- **Records for the task**:
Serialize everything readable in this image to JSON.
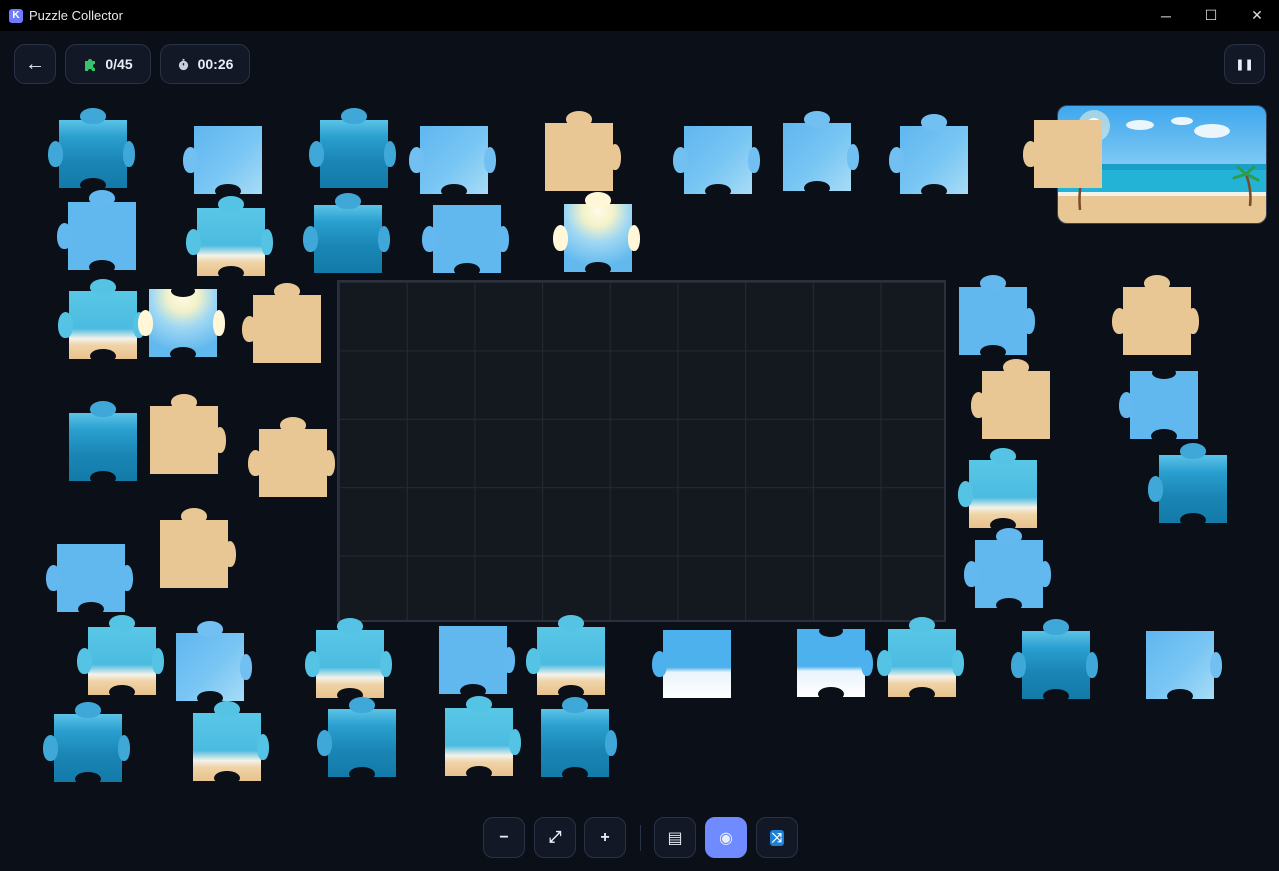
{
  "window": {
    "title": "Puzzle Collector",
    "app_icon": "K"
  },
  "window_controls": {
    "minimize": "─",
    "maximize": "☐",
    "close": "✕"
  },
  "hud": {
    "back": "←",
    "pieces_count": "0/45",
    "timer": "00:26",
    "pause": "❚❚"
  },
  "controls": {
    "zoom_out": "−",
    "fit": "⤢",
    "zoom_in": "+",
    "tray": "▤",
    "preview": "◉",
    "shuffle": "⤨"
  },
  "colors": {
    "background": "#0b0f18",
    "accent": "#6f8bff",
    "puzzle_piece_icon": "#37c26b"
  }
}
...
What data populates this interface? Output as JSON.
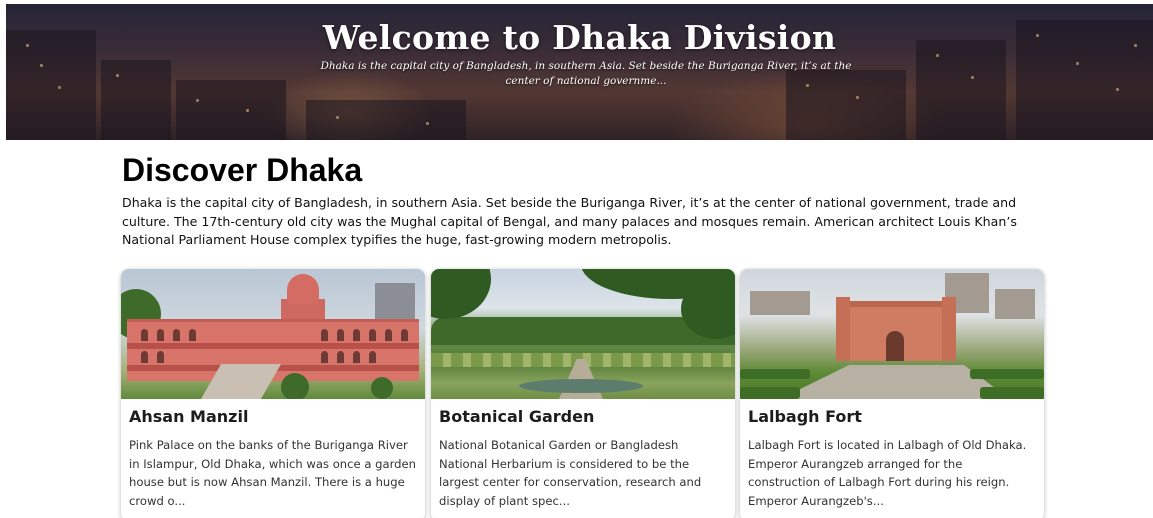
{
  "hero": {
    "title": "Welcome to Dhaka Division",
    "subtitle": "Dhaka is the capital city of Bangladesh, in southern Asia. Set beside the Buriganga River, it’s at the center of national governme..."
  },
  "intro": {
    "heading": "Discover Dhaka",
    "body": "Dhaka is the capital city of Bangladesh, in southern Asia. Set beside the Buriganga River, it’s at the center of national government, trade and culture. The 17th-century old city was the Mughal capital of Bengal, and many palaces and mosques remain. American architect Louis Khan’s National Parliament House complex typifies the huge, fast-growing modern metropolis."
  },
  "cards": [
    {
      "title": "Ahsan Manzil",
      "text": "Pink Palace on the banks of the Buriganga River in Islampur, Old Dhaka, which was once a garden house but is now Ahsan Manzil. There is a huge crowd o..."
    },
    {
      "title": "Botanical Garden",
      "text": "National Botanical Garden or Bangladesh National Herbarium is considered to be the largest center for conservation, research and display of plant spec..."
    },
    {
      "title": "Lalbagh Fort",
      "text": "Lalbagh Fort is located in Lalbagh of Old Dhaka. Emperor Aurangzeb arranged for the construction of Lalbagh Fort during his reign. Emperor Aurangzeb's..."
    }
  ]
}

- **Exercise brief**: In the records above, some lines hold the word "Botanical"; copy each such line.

- **Task response**:
      "title": "Botanical Garden",
      "text": "National Botanical Garden or Bangladesh National Herbarium is considered to be the largest center for conservation, research and display of plant spec..."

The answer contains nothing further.